At the beginning of March Matt Wynne and I ran another very enjoyable 3-day BDD Kickstart course in Edinburgh. The course was hosted in the Edinburgh Training and Conference Centre in the heart of the old town which, despite its historical location, is a thoroughly modern venue.

There’s a lot to cover in the three days, so we’re careful to ensure that everyone remains suitably snacked and caffeinated throughout the day. And when you’re learning intensively it’s crucial to move around and take regular breaks, so we  decided not to have lunch inside the training venue, but at local restaurants. Forcing everyone to go outside at lunchtime was a bit risky because the weather in Edinburgh has been particularly aggressive this year, but we all survived unscathed.

BDDKickstart Heatmap

All 7 delegates enrolled for the full course (rather than opting for the 1-day BDD Fundamentals or 2-day BDD Applied modules). This gave us plenty of opportunity to get to know each other, especially since we regularly swapped teams and pairs while working through the practical exercises. Having both Matt and I there for the training also meant that there was plenty of time to focus on the specific questions and concerns of each delegate.

Both Matt and I live in Scotland, so the original motivation to run BDD Kickstart in Edinburgh was to try and make it more practical for local practitioners to attend. It surprised us that most delegates weren’t from Edinburgh, or even Scotland. Three flew up from the south coast of England, two came from north-east England, and one was from Canada (though he didn’t fly over just for the course). We also had a great mix of disciplines with testers, developers and project managers all represented on the course.

To track how effective the course is we got the delegates to self-certify their level of BDD confidence at the beginning and end of the course. They choose a score between 0 and 100, where 0 means you know nothing about BDD and 100 means you could teach the course yourself. At the beginning of the course the average score was 50, rising to 70 at the end of the first day (BDD Fundamentals) and 90 by the end of the third day (see picture). So, it certainly sounds like the delegates were getting the information that they needed.

Other feedback we got:

  • “Great fun!”
  • “Group working and discussion worked well”
  • “I learnt a lot from pairing with other people”
  • “The show and tells were surprisingly informative”
  • “It was nice to have testers and developers treated equally for a change”
  • “The course needs to be longer”

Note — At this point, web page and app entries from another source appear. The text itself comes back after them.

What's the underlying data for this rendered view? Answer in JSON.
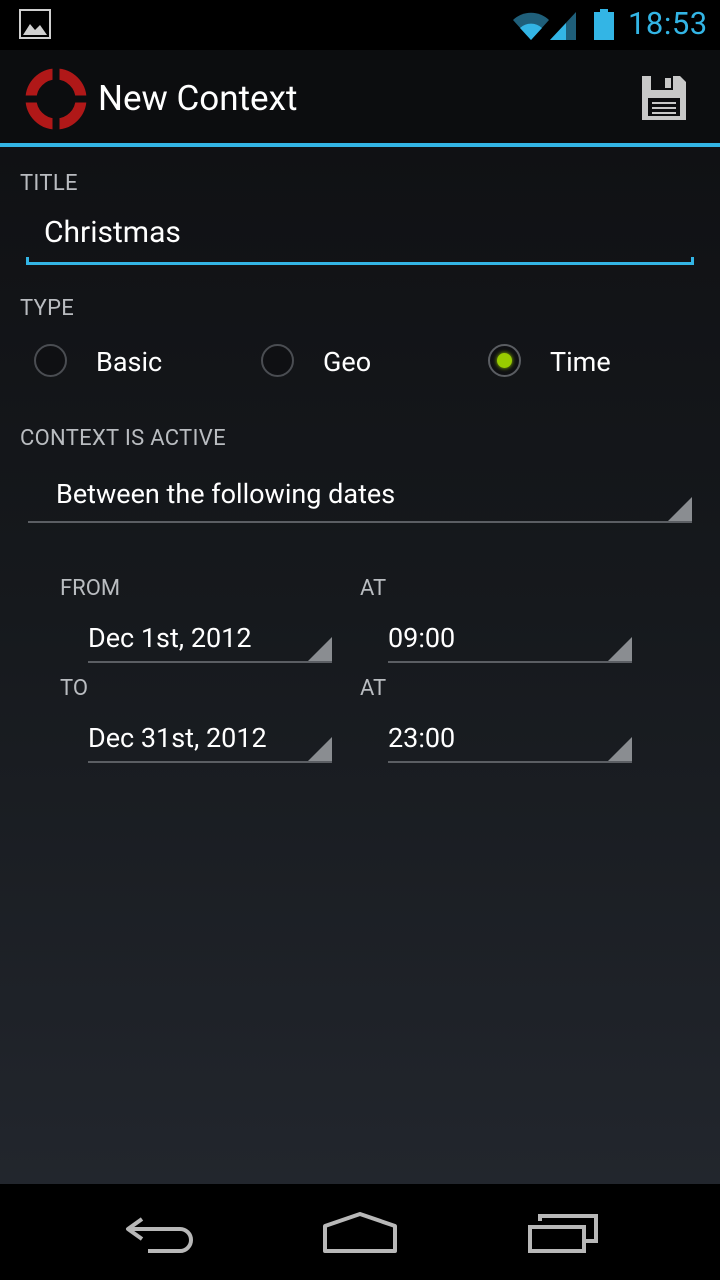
{
  "status_bar": {
    "time": "18:53",
    "icons": [
      "image-notification-icon",
      "wifi-icon",
      "signal-icon",
      "battery-icon"
    ]
  },
  "action_bar": {
    "title": "New Context",
    "icons": [
      "app-lifebuoy-icon",
      "save-floppy-icon"
    ]
  },
  "form": {
    "title_label": "TITLE",
    "title_value": "Christmas",
    "type_label": "TYPE",
    "type_options": [
      {
        "label": "Basic",
        "checked": false
      },
      {
        "label": "Geo",
        "checked": false
      },
      {
        "label": "Time",
        "checked": true
      }
    ],
    "active_label": "CONTEXT IS ACTIVE",
    "active_value": "Between the following dates",
    "from_label": "FROM",
    "from_at_label": "AT",
    "from_date": "Dec 1st, 2012",
    "from_time": "09:00",
    "to_label": "TO",
    "to_at_label": "AT",
    "to_date": "Dec 31st, 2012",
    "to_time": "23:00"
  },
  "nav_bar": {
    "icons": [
      "back-icon",
      "home-icon",
      "recent-apps-icon"
    ]
  },
  "colors": {
    "accent": "#33b5e5",
    "radio_checked": "#99cc00",
    "app_icon_red": "#b01818"
  }
}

If you’re thinking about learning or improving your application of BDD, then why not book yourself onto BDD Kicksart London, running 22-24 May.